ALL-STARS: There was no All-Star team selected here but as I did with the FIBA U16s in France, here’s the list of players that would’ve made my team.
MVP – 5 Georgia Amoore 5-6 PG Australia
7 Isabel Palamer 5-10 W Australia
9 Nnenna Emma-Nnopu 6-0 F Australia
14 Akira Hirashita 5-9 W Japan
3 Sharne Pupuke-Robarti 5-11 F New Zealand
Surprisingly my MVP Aussie point guard Georgia Amoore does not start for the gold medal winners but she is on the floor and makes things happen. Australia has at least three players that come in and give them even more firepower in Amoore, 5-10 Last-Tear Poa and 6-0 Alexandria Fowler. This is why they are hard to play and beat as there is no letup in pace and style. This depth and versatility is what helped them comeback and beat Japan.
MINSK U17: It goes without saying after watching three U16 FIBA Championships in person the edge in physical talent would go to the USA and France – both so scary athletic that precision team basketball played by Australia, Spain, Japan and even Hungary could make them upset targets. Sure Australia is the favored going into Minsk as the defending champ based on they just play harder than both the USA and France.
USAU17: Every aspiring U17 candidate looking to snare a spot on the 2018 USA U17 team regardless if they made the roster or to the final cuts needs to watch and absorb the pace and style of the Aussies and Japan.
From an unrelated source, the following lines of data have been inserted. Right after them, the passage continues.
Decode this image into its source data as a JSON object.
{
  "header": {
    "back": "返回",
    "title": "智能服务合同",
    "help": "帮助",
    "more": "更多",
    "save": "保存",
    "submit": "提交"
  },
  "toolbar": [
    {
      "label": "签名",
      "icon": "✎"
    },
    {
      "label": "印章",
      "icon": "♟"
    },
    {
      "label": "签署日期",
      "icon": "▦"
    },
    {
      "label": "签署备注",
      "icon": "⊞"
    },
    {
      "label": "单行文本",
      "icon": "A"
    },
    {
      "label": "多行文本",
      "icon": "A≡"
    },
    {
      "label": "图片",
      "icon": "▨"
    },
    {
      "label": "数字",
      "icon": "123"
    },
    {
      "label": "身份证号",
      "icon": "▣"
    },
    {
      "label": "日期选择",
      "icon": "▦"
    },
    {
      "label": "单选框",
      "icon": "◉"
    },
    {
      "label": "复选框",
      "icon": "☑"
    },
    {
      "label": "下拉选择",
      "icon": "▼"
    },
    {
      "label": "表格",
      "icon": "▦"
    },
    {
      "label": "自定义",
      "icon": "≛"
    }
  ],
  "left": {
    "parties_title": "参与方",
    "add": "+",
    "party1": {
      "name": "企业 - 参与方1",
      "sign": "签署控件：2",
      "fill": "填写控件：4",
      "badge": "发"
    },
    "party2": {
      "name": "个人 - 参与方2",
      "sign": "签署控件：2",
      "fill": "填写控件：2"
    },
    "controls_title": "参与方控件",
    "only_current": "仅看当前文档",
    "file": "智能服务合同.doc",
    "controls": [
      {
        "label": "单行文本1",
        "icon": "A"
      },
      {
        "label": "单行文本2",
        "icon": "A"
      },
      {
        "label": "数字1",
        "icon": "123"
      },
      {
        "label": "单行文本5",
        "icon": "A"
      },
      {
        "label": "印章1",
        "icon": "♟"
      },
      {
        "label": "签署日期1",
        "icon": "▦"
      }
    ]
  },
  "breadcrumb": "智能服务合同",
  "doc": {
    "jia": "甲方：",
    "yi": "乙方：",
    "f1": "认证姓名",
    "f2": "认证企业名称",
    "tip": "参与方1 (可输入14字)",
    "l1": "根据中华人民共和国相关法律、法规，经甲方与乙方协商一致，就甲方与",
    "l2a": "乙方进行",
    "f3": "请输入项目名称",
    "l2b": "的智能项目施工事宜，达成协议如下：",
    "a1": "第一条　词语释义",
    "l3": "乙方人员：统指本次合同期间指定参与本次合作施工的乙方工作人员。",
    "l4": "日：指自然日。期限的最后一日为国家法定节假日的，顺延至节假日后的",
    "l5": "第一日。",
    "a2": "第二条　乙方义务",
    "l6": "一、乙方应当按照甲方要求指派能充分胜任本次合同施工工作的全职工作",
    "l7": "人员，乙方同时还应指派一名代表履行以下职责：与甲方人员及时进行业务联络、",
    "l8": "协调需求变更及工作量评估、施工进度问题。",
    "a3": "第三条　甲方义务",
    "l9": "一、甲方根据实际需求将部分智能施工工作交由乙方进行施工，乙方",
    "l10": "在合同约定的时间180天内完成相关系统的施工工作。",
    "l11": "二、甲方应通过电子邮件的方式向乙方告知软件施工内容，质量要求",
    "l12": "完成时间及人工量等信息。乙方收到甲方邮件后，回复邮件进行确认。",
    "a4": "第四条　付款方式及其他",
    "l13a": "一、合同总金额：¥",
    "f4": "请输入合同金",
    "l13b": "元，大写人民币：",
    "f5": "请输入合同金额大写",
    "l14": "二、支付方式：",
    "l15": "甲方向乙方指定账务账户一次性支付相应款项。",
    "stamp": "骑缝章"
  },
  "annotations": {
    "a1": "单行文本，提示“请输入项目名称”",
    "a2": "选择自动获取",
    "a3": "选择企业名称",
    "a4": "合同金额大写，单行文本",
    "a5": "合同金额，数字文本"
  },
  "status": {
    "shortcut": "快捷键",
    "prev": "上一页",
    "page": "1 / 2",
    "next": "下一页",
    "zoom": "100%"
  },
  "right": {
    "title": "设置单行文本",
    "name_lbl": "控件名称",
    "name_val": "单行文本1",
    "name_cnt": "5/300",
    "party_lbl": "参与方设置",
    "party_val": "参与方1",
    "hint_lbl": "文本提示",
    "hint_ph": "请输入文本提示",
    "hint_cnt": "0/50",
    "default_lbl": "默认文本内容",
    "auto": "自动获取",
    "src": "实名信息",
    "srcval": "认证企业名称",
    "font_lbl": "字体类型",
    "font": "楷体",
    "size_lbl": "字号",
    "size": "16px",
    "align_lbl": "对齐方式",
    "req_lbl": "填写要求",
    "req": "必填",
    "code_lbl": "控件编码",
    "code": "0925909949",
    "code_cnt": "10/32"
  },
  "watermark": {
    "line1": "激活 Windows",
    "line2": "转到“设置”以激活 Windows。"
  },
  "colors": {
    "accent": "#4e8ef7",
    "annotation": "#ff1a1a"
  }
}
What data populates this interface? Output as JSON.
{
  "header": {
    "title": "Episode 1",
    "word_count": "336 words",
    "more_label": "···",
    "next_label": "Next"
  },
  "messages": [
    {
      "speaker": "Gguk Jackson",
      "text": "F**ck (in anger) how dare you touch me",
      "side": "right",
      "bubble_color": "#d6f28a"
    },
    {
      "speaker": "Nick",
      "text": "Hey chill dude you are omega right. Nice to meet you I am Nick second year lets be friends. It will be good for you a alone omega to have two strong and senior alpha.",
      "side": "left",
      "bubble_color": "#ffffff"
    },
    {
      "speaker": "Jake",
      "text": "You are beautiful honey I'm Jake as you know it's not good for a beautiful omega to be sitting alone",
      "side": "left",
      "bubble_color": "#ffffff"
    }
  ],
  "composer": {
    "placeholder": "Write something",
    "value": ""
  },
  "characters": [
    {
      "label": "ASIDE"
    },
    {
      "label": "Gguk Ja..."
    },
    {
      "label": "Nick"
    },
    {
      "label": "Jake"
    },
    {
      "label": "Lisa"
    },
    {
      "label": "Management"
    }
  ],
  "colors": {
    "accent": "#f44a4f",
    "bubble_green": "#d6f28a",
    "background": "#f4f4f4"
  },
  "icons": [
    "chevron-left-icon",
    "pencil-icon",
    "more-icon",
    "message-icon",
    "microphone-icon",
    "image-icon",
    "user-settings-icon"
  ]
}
Having a physically imposing lineup like France and the USA has lead to moments of sloppy play and lack of focus which these Asia finalist will take advantage of. No high-level American travel team keeps this pace and their stars are not required to push this hard either. Summer ball domination comes in spurts. FIBA is relentless pace and push.
RECRUITING: Obviously any American College Coach would love to recruit any of the top eight Australian player, probably the entire roster. For some its hard to distinguish the difference between how hard they play internationally and the adjustment to the USA college game. This Aussie team has no bonafide pros but some very good pieces and possible impact players. No one recruits Japan openly as they usually stay home in their own pro league. China is the same with their pro teams developing younger talent eventually into their squad. There’s small better guard talent in the US than to look overseas. It’s rare that an American School player in Asia can dominate enough to get a major D1 ride. For this reason, few American College Coaches venture outside of Australia or New Zealand and if they do, they are usually West Coast colleges.
INDIA: Ok – they didn’t get the gold medal but they cheered like it happened. This was a big statement for these girls. There are few places in India for girls to play. If you’re playing it’s outdoors. I loved the smoothness of their moves, not stiff like the some of the Chinese. If this is the first wave of talent, the future is bright. It make take another decade before the shear India population size produces talent on a scale of the other major powers. The interesting battle will be who can advance their game quicker for women – China or India. My bet is India closes the gap real fast in next decade.
THANKS: A shout-out to FIBA Asia Media chief Hovsep Seraydarian who provided me with insights on the event coming to Bangalore and the work done by Basketball Federation India (BFI) to support women’s basketball. Can’t forget the input from long-time FIBA event specialist Nelson Isley who I missed here at this event.